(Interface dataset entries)
· · · · · · ·

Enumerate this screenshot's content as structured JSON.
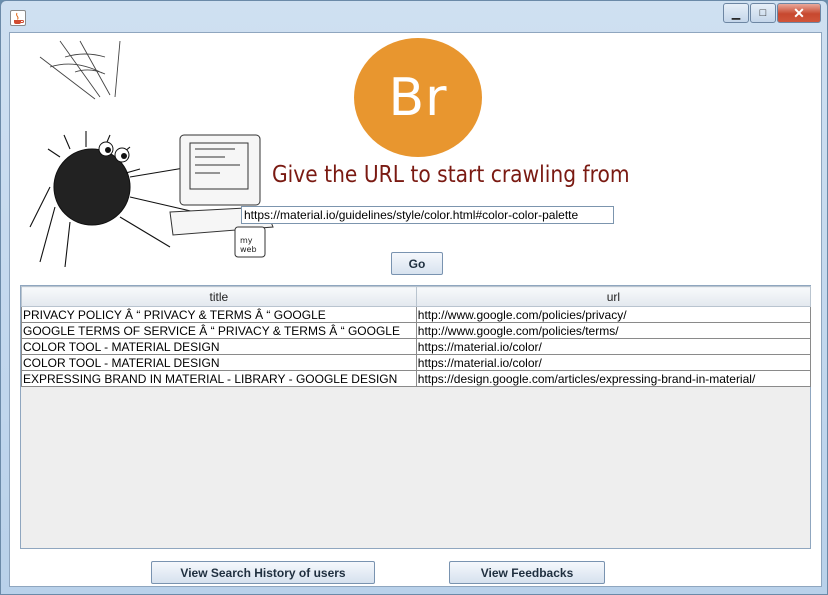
{
  "window": {
    "controls": {
      "minimize": "▁",
      "maximize": "□",
      "close": "✕"
    }
  },
  "logo": {
    "text": "Br",
    "color": "#e8962f"
  },
  "headline": "Give the URL to start crawling from",
  "url_input": {
    "value": "https://material.io/guidelines/style/color.html#color-color-palette"
  },
  "go_button": "Go",
  "table": {
    "headers": [
      "title",
      "url"
    ],
    "rows": [
      [
        "PRIVACY POLICY Â  “ PRIVACY & TERMS Â  “ GOOGLE",
        "http://www.google.com/policies/privacy/"
      ],
      [
        "GOOGLE TERMS OF SERVICE Â  “ PRIVACY & TERMS Â  “ GOOGLE",
        "http://www.google.com/policies/terms/"
      ],
      [
        "COLOR TOOL - MATERIAL DESIGN",
        "https://material.io/color/"
      ],
      [
        "COLOR TOOL - MATERIAL DESIGN",
        "https://material.io/color/"
      ],
      [
        "EXPRESSING BRAND IN MATERIAL - LIBRARY - GOOGLE DESIGN",
        "https://design.google.com/articles/expressing-brand-in-material/"
      ]
    ]
  },
  "buttons": {
    "history": "View Search History of users",
    "feedback": "View Feedbacks"
  },
  "icons": {
    "app": "java-coffee-icon",
    "illustration": "spider-computer-illustration"
  }
}
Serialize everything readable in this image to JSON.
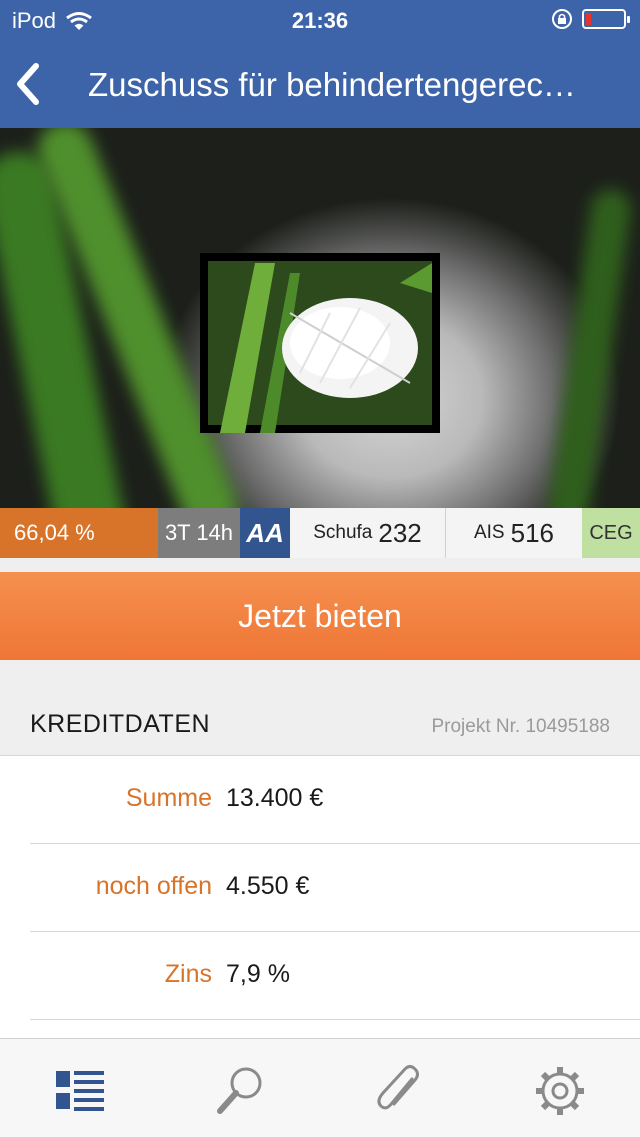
{
  "status_bar": {
    "device": "iPod",
    "time": "21:36",
    "battery_level": 0.15
  },
  "nav": {
    "title": "Zuschuss für behindertengerec…",
    "back_icon": "chevron-left-icon"
  },
  "stats": {
    "funded_percent": "66,04 %",
    "time_left": "3T 14h",
    "rating": "AA",
    "schufa_label": "Schufa",
    "schufa_value": "232",
    "ais_label": "AIS",
    "ais_value": "516",
    "ceg": "CEG"
  },
  "cta": {
    "label": "Jetzt bieten"
  },
  "section": {
    "title": "KREDITDATEN",
    "project": "Projekt Nr. 10495188"
  },
  "rows": [
    {
      "label": "Summe",
      "value": "13.400 €"
    },
    {
      "label": "noch offen",
      "value": "4.550 €"
    },
    {
      "label": "Zins",
      "value": "7,9 %"
    }
  ],
  "tabs": [
    {
      "icon": "list-icon",
      "active": true
    },
    {
      "icon": "search-icon",
      "active": false
    },
    {
      "icon": "paperclip-icon",
      "active": false
    },
    {
      "icon": "gear-icon",
      "active": false
    }
  ],
  "colors": {
    "header": "#3d64a8",
    "accent": "#ef7636",
    "label": "#d8732a",
    "rating": "#33558f",
    "ceg": "#bfe0a0"
  }
}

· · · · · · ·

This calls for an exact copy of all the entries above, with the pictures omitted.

### Finished task
Enumerate this screenshot's content as structured JSON.
{
  "window": {
    "controls": {
      "minimize": "▁",
      "maximize": "□",
      "close": "✕"
    }
  },
  "logo": {
    "text": "Br",
    "color": "#e8962f"
  },
  "headline": "Give the URL to start crawling from",
  "url_input": {
    "value": "https://material.io/guidelines/style/color.html#color-color-palette"
  },
  "go_button": "Go",
  "table": {
    "headers": [
      "title",
      "url"
    ],
    "rows": [
      [
        "PRIVACY POLICY Â  “ PRIVACY & TERMS Â  “ GOOGLE",
        "http://www.google.com/policies/privacy/"
      ],
      [
        "GOOGLE TERMS OF SERVICE Â  “ PRIVACY & TERMS Â  “ GOOGLE",
        "http://www.google.com/policies/terms/"
      ],
      [
        "COLOR TOOL - MATERIAL DESIGN",
        "https://material.io/color/"
      ],
      [
        "COLOR TOOL - MATERIAL DESIGN",
        "https://material.io/color/"
      ],
      [
        "EXPRESSING BRAND IN MATERIAL - LIBRARY - GOOGLE DESIGN",
        "https://design.google.com/articles/expressing-brand-in-material/"
      ]
    ]
  },
  "buttons": {
    "history": "View Search History of users",
    "feedback": "View Feedbacks"
  },
  "icons": {
    "app": "java-coffee-icon",
    "illustration": "spider-computer-illustration"
  }
}
Serialize everything readable in this image to JSON.
{
  "status_bar": {
    "device": "iPod",
    "time": "21:36",
    "battery_level": 0.15
  },
  "nav": {
    "title": "Zuschuss für behindertengerec…",
    "back_icon": "chevron-left-icon"
  },
  "stats": {
    "funded_percent": "66,04 %",
    "time_left": "3T 14h",
    "rating": "AA",
    "schufa_label": "Schufa",
    "schufa_value": "232",
    "ais_label": "AIS",
    "ais_value": "516",
    "ceg": "CEG"
  },
  "cta": {
    "label": "Jetzt bieten"
  },
  "section": {
    "title": "KREDITDATEN",
    "project": "Projekt Nr. 10495188"
  },
  "rows": [
    {
      "label": "Summe",
      "value": "13.400 €"
    },
    {
      "label": "noch offen",
      "value": "4.550 €"
    },
    {
      "label": "Zins",
      "value": "7,9 %"
    }
  ],
  "tabs": [
    {
      "icon": "list-icon",
      "active": true
    },
    {
      "icon": "search-icon",
      "active": false
    },
    {
      "icon": "paperclip-icon",
      "active": false
    },
    {
      "icon": "gear-icon",
      "active": false
    }
  ],
  "colors": {
    "header": "#3d64a8",
    "accent": "#ef7636",
    "label": "#d8732a",
    "rating": "#33558f",
    "ceg": "#bfe0a0"
  }
}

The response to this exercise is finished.